    The 66 canonical books of the Bible are divinely inspired. We know this because they have been faithfully preserved for generations with no substantial deviations from the original texts. We have more evidence for the authenticity of the Bible than we do for anything else in all of human history. There is more historical evidence for Jesus than there is for Julius Ceasar, for example. The fact that Daniel is included in the Hebew and Christian canon is evidence enough of its authenticity, but it is not the only evidence. A clear and compelling case can easily be made using external sources and reasoning that Daniel deserves its spot as Biblical canon.

    It is my suspicion that the lense through which most historians look is one that intentionally seeks to undermine the historical accuracy of the Bible, reducing it to superstition, legend, and fiction. However, time and time again, the Bible is—perhaps against all odds, it may seem—proven to be historically accurate. And because the Bible is historically accurate, we have even more reason to trust that what it says about God is true, making it the single most important book we can ever have. The prophesies of Daniel are spectacular, and speak well to the omnipotence and sovereignty of God.

    1. Which I consider such because they are only mentioned briefly and not in much seriousness, and are generally not the most typical or strong claims in the controversy surrounding Daniel. 

    2. Greek Philosopher Porphyry wrote Against The Christians, in which he details his arguments regarding the impossibility of long-range predictive prophesy. 

    3. A king whose reign begun in February would not have his entire first year counted in the Babylon system, because his reign would still be recorded as starting in the January of the following year. 

    4. Not to be confused with Sirach, or Ecclesiasticus.
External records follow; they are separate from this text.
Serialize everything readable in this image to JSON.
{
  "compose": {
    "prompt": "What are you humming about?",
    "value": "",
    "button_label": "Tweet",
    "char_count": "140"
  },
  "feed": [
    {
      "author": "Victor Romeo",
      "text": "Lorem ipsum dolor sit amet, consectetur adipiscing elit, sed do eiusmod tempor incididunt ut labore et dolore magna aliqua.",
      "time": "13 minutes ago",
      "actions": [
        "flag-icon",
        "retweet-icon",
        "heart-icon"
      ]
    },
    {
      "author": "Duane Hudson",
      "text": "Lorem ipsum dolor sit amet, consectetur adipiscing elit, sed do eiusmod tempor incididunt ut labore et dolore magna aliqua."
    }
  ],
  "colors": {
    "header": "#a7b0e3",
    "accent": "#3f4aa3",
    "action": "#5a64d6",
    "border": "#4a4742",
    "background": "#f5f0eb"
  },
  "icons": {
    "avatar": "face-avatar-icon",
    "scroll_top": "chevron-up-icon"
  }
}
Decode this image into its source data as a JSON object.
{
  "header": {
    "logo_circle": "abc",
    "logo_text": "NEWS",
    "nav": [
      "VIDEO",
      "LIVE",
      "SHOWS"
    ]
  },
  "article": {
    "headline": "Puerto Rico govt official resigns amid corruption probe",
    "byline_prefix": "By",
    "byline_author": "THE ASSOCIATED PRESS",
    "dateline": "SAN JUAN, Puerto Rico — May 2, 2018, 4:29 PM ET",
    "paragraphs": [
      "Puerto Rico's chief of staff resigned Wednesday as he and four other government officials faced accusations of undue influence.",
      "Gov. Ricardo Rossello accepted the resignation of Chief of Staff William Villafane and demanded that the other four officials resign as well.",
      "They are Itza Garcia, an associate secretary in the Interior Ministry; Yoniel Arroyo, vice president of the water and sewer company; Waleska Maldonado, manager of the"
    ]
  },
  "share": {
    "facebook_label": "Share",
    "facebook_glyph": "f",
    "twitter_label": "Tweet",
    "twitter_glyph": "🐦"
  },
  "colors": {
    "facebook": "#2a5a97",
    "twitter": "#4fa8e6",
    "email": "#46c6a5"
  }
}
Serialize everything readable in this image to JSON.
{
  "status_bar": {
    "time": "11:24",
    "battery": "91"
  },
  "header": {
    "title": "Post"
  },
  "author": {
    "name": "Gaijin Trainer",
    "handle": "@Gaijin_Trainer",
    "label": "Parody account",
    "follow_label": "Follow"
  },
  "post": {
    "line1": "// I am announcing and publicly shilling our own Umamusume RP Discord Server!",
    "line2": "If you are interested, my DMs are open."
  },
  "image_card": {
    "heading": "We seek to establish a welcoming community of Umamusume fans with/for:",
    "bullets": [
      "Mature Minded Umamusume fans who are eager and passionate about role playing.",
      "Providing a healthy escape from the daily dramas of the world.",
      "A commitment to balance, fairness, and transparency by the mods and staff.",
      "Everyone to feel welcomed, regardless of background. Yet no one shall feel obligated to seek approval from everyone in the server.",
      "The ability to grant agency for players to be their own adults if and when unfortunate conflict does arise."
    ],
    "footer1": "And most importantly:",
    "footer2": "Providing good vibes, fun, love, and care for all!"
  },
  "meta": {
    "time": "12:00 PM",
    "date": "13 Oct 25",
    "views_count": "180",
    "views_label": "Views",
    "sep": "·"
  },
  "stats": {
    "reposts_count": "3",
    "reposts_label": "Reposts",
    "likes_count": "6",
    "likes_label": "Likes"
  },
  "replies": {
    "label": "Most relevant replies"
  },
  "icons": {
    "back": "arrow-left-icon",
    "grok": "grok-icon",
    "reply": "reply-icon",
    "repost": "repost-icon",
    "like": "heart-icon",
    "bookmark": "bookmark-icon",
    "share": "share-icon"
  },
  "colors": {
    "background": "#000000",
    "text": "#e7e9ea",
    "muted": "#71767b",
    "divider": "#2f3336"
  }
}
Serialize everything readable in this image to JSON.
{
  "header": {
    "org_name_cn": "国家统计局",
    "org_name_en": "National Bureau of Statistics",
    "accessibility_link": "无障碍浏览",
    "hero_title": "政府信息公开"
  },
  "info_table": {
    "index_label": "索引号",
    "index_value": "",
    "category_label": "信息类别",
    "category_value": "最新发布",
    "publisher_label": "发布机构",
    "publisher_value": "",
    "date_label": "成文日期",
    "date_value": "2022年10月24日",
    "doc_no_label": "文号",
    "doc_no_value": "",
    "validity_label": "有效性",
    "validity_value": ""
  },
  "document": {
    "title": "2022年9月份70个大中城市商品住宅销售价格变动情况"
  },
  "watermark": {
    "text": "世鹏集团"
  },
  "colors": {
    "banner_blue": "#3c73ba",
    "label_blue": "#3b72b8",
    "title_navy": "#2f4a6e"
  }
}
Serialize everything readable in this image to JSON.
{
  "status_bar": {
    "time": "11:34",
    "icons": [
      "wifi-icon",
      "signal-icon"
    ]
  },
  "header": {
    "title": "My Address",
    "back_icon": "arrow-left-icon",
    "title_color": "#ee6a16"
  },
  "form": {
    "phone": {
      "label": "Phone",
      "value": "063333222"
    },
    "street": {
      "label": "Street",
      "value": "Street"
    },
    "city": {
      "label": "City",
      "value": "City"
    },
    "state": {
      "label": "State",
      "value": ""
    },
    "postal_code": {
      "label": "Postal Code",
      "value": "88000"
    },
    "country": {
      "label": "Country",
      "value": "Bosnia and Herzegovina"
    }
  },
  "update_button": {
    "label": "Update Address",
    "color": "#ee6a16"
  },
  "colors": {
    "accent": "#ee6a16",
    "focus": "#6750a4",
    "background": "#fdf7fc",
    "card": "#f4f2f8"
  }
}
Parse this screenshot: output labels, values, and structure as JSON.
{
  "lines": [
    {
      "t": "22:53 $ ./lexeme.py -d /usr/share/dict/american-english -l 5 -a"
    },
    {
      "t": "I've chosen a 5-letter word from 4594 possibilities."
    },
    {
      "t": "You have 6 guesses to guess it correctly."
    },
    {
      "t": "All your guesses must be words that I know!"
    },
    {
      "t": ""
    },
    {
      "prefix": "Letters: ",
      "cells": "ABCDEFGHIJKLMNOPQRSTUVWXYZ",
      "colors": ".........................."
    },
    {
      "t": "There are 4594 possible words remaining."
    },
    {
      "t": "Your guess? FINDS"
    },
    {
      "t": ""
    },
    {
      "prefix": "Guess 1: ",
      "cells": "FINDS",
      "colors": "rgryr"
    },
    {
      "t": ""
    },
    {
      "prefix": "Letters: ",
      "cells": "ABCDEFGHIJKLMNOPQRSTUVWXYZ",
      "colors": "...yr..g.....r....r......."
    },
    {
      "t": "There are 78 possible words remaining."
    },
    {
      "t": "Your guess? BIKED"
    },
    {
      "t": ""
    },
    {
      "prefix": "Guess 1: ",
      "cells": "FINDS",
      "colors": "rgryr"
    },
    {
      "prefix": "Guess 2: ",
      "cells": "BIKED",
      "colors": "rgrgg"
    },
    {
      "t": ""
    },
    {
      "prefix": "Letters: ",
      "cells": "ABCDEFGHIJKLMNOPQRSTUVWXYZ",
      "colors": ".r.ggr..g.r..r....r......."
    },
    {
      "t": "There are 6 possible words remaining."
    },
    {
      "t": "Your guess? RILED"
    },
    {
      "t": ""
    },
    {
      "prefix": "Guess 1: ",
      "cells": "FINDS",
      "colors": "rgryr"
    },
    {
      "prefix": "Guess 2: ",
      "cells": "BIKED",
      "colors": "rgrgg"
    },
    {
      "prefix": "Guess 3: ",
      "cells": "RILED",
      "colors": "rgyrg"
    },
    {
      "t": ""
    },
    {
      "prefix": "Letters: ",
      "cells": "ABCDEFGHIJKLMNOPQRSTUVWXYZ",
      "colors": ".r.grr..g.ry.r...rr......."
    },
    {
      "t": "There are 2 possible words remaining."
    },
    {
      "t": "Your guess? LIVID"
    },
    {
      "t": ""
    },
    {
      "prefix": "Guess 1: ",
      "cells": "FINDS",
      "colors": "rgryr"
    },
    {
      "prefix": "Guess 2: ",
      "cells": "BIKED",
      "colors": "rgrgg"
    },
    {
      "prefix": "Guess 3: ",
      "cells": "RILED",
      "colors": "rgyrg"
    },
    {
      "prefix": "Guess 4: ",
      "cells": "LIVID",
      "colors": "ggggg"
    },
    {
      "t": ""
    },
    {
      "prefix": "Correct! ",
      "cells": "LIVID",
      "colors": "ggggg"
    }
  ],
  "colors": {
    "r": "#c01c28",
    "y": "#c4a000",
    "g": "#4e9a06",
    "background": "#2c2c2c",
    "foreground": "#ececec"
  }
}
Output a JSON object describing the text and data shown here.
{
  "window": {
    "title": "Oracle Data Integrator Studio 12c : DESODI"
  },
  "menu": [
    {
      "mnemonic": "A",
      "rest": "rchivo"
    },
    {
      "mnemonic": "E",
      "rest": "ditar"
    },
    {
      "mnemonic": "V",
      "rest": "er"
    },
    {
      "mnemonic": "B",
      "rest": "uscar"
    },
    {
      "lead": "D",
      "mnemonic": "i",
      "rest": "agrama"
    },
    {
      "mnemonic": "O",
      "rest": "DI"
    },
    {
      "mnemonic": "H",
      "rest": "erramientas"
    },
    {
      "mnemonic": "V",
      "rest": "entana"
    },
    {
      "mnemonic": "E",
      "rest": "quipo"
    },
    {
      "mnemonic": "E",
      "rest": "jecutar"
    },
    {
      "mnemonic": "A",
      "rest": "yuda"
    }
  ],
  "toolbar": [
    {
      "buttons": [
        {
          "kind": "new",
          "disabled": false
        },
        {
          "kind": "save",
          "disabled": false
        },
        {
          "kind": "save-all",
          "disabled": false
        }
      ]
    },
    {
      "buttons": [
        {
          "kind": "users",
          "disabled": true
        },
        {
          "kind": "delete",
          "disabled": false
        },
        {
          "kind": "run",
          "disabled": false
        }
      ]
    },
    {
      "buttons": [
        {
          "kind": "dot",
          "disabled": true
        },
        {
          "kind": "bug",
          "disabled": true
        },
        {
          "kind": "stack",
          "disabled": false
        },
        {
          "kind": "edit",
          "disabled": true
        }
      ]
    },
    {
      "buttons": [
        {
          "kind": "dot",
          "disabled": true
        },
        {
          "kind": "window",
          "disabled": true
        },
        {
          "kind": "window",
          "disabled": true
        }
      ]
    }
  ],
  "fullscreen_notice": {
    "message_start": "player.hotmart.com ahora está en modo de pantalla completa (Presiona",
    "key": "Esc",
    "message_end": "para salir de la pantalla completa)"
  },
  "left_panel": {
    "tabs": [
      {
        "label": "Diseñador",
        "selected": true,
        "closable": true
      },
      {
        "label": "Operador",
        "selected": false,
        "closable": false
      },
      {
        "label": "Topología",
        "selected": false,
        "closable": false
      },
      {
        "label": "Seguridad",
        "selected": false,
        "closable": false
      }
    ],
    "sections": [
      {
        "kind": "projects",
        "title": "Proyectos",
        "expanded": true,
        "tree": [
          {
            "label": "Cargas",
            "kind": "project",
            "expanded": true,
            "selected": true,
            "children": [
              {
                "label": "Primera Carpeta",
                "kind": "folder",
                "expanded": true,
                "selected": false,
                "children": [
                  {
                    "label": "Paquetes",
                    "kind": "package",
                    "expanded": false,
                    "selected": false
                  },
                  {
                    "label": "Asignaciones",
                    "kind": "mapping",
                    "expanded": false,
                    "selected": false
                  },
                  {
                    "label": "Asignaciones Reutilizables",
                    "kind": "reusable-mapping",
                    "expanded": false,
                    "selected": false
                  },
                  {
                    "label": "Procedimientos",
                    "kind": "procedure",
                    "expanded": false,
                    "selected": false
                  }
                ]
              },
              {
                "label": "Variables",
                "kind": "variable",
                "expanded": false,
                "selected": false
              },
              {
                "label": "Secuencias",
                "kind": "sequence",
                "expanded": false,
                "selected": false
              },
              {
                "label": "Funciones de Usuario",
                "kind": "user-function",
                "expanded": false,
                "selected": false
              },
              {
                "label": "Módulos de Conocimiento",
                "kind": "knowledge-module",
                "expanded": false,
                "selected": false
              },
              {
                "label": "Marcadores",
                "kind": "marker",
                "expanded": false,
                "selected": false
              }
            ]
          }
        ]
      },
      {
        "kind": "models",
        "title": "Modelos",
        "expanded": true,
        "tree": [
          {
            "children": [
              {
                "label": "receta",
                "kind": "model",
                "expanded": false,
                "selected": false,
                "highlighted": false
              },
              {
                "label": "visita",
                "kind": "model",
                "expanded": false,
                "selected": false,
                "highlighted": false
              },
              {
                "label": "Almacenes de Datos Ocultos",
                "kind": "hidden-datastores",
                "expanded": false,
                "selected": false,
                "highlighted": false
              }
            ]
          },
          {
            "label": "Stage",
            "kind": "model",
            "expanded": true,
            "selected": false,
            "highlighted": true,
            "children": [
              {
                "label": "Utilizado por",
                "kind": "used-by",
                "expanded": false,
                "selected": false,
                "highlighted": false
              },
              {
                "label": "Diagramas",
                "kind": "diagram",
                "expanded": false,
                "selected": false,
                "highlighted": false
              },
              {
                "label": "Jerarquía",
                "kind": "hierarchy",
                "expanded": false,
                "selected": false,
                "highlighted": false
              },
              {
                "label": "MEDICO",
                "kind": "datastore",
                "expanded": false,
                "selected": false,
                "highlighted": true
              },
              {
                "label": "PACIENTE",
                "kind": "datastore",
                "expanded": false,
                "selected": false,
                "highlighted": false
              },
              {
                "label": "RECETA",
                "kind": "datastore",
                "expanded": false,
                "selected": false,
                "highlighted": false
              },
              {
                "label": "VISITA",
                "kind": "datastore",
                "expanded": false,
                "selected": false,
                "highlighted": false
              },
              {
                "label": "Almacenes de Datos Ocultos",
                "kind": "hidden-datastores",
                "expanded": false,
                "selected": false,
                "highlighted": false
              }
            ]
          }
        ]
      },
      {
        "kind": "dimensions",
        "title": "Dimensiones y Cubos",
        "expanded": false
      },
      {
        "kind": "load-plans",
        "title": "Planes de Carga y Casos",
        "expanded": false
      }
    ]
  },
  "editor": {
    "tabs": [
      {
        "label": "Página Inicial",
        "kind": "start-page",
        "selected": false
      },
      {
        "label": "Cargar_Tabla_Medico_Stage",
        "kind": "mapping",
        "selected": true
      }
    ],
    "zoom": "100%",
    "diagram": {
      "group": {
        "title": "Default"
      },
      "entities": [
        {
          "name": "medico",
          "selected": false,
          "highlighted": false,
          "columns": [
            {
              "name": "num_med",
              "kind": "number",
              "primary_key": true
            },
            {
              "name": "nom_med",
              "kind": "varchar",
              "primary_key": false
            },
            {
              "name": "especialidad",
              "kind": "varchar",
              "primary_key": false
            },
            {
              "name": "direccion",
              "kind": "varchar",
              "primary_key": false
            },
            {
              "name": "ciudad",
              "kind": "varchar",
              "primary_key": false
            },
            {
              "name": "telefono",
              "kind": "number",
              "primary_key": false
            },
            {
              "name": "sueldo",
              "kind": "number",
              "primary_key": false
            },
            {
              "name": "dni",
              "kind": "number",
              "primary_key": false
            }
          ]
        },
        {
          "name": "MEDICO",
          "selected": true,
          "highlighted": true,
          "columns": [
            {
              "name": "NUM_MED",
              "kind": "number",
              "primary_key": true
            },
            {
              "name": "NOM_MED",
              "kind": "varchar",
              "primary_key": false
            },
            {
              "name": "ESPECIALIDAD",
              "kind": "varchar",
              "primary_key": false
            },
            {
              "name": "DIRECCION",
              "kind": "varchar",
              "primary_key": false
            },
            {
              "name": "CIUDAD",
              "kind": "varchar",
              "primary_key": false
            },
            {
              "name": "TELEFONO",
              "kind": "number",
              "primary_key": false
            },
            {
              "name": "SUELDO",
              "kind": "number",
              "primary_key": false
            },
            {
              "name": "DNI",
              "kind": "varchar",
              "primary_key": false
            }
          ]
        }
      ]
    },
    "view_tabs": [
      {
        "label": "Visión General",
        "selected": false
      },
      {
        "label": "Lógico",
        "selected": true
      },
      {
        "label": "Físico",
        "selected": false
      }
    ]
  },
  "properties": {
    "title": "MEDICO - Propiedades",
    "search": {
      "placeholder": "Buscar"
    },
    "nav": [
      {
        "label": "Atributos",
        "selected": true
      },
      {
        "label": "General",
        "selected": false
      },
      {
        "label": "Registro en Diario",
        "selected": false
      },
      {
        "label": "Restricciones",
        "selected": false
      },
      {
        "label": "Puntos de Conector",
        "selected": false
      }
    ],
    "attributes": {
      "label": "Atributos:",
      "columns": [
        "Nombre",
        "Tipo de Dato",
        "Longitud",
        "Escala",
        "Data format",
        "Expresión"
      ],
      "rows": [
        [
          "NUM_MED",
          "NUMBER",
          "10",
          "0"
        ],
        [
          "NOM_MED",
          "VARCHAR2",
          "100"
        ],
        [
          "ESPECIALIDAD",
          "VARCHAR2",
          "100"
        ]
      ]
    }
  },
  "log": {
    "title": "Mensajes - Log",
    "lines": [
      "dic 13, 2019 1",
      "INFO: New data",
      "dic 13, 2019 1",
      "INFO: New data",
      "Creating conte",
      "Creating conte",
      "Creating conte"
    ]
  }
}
Ecclesiastes was written by Solomon. 

    © 2019-2024 Jordan Bancino.